The Metropolitan Museum of Art in New York has announced the acquisition of a painting by Hendrick ter Brugghen. The painting called Roman Charity, dated 1623, had been out of sight before recently resurfacing in an Italian collection. The existence of the painting was already known to the public due to seventeenth-century documentation.
Assistant Curator Adam Eaker is delighted with the acquisition and explains why it is such an important addition to the Met’s collection:
“This painting is an exceptional work of Dutch Caravaggism, a significant movement not previously represented in The Met’s collection. Depicting the classic baroque subject of “Roman Charity,” in which a daughter breastfeeds her father, who has been sentenced to death by starvation, the compositions blends transgression with pathos. Like other works inspired by Caravaggio, Ter Brugghen’s painting derives its power from theatrical contrasts of light and dark, dramatic storytelling, and realistic depiction of the human body. The artist is particularly masterful in his description of the wrinkled soles of Cimon’s feet and the rich textiles of Pero’s attire.

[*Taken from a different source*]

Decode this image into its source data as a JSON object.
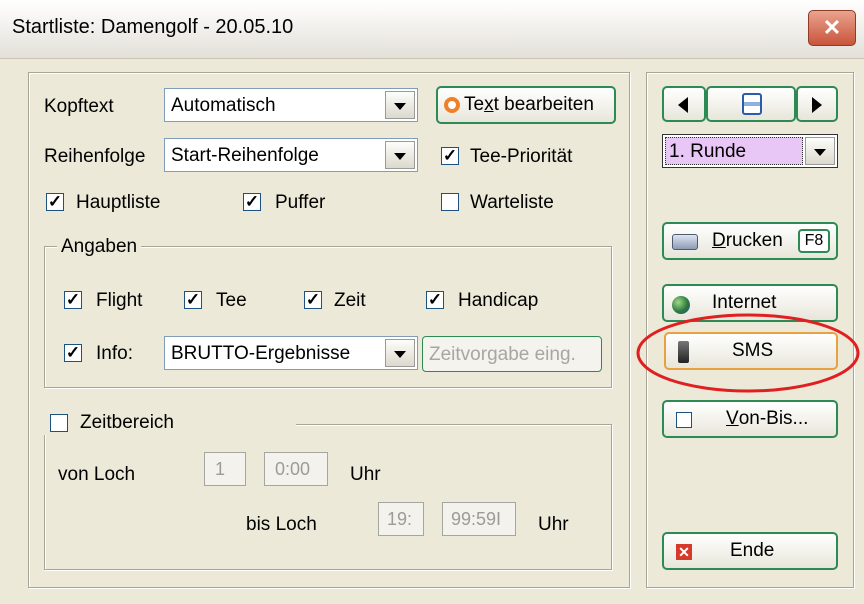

Unlike many other seventeenth-century artists, Ter Brugghen emphasizes the episode’s solemnity, largely covering up Pero’s nudity and directing the viewer’s attention to her father’s wasted frame. The painting is most likely the Roman Charity by Ter Brugghen that is recorded in the collections of Anna Hoeffijsers in Dordrecht (1674) and Abraham Perroneau in Amsterdam (until at least 1687), but had been out of sight for over three hundred years until its recent rediscovery.”
The painting is the second Ter Brugghen for the Met’s collection, next to The Crucifixion with the Virgin and Saint John. Furthermore, the Met already holds two paintings by Caravaggio himself. With this new acquisition by Ter Brugghen the museum has gained the opportunity to present Caravaggio, his followers, and his remarkable impact on art history to the public in an even more meaningful way. Learn more about Ter Brugghen’s Roman Charity on the Met’s website.